  29. Tracey says:

    UO

    It is debated because the only way to change the world view of those who treat it as a serious solution, is to lead them, gently, to other ways of viewing their world.

    George

    “Turning the issue into yet another battleground on which to fight the class war, or the gender conflict, doesn’t help to address the problem in the short term. Initiatives to get boys to wear condoms won’t address this particular problem, I fear. The responsible have been encouraged to do this since I was at school (I’m now in my 50s).”

    You may see it as turning it into a gender issue, whereas I see it as looking at ways to solve a problem. Exactly what efforts have been made to get boys wearing condoms? How have you impressed on your boy/s their responsibility and consequences in this regard?

    I’m sick of people throwing up their hands and saying it wont/didnt work with boys, so we then abdicate, on their behalf, responsibility for their part in all this, put it in the too hard basket and get to work on changing women. Thats’ BS.

    For example, 75% of murderers (give or take) in our prisons are men. Violent offenses are dominated by Men. Ergo, we have a male violence problem. It’s not about creating gender conflict its about isolating the problem area to effectively address it.

    You might be very surprised what picture people have of reasonable parenting. The anti smacking debate illustrated perfectly that most parents believe the way they do it is the right way the best way for their children… including those doing it the allegedly bad/wrong way.

    If we look at a problem in a shallow way, surface only, we will keep addressing it in simple surface ways. This is what politicians do.

    people ahve to be prepared to look deeper and that includes sociological, behavioural, economic, opportunity, culture (yes some cultures revere family and have large families).

    One could argue that the ever decreasing number of children being born tot he middle classes is because of a corrolating increas ein greed and obsession with material possessions… if I have children I wont have as much stuff, trips, cars, nights out, fun, so I’ll delay or not bother.

    Many pacific peoples do not understand the apparent reluctance of pakeha to have and honour family for families sake.

    I think some people would be shocked to see how well many families in this country, with well in excess of 2.5 children, are run, served and catered for on bugger all income compared to some.

  30. Dorothy says:

    also the assumption (particularly in the rabid world of the blogosphere) that only poor people abuse their children is just plain WRONG.

  31. Mark says:

    What gets me is the people saying this is bad are protecting child abusers rights to have children (and then likely abuse them) and condenming children to a horrific life…

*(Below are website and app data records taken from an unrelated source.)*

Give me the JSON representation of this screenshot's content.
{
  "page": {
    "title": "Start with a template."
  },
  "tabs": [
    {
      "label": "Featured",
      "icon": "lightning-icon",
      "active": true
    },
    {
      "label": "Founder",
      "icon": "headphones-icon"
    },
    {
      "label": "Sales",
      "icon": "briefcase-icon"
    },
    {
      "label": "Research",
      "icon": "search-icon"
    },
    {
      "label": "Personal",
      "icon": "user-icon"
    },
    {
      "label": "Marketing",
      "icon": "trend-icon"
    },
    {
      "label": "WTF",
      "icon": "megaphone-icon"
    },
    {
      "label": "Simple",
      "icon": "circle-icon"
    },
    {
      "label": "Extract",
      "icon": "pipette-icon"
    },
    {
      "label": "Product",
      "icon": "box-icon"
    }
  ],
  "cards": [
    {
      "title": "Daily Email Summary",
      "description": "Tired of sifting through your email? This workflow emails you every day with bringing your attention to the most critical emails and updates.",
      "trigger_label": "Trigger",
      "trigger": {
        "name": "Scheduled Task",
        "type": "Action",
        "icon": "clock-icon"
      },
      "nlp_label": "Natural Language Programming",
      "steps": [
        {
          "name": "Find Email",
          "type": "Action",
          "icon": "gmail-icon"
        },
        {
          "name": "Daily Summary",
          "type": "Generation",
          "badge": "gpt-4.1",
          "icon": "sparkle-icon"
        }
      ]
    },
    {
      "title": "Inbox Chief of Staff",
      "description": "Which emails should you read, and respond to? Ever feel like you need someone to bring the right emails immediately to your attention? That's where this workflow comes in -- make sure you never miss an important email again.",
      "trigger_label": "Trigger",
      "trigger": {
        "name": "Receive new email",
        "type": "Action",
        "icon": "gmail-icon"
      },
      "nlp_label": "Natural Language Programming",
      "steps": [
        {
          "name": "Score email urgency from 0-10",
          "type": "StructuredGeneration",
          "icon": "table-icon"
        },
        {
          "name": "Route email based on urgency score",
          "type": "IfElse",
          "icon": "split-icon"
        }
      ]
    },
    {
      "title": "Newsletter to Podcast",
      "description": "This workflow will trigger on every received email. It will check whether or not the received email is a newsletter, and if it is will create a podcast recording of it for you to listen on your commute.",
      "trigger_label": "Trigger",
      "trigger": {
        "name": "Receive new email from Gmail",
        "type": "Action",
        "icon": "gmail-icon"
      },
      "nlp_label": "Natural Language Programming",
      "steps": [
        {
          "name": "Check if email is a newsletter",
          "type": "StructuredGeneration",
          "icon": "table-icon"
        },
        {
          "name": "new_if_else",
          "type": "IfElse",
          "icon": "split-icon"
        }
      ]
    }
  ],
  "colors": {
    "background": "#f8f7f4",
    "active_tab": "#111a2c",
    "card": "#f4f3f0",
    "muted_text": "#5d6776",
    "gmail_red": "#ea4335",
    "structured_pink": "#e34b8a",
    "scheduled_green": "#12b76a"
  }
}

    also its being suggested it be voluntary…

    What is wrong with this country that good, common sense ideas are vilified?

  32. SPC says:

    Are convicted child abusers “free”, or sentenced? Are those in prison having children? Do we try and rehabilitate people before they are relaeased?

    I suspect that some people are using child abuser as a synonym for some profile of a portion of the underclass

    Are we really not debating the presumption that certain people fit the profile of perps and there should be some way of rpeventing them from breeding? Which is of course, a form of class warfare.

  33. Tracey says:

    Mark you need to read Mt Garrett’s blog, in it he suggests compulsory sterilsation. Do you genuinely believe that sterilising will rid this country of future child abusers in the making?

    For example the white middle/upper class man who downloaded 300,000 images of pornography, there is solid evidence that voyeurs of his ilk will escalate, and usually move on to real life children. If we sterilised him, would we be preventing child abuse? In fact we gave him a slap on the hand and name suppression. Can you imagine the kind of fevered obsession that needs 300,000 images?

    Can you imagine the numbers of children abused and lives wrecked amongst those 300,000 images.

    Sterilisation isn’t the answer because its question is wrong.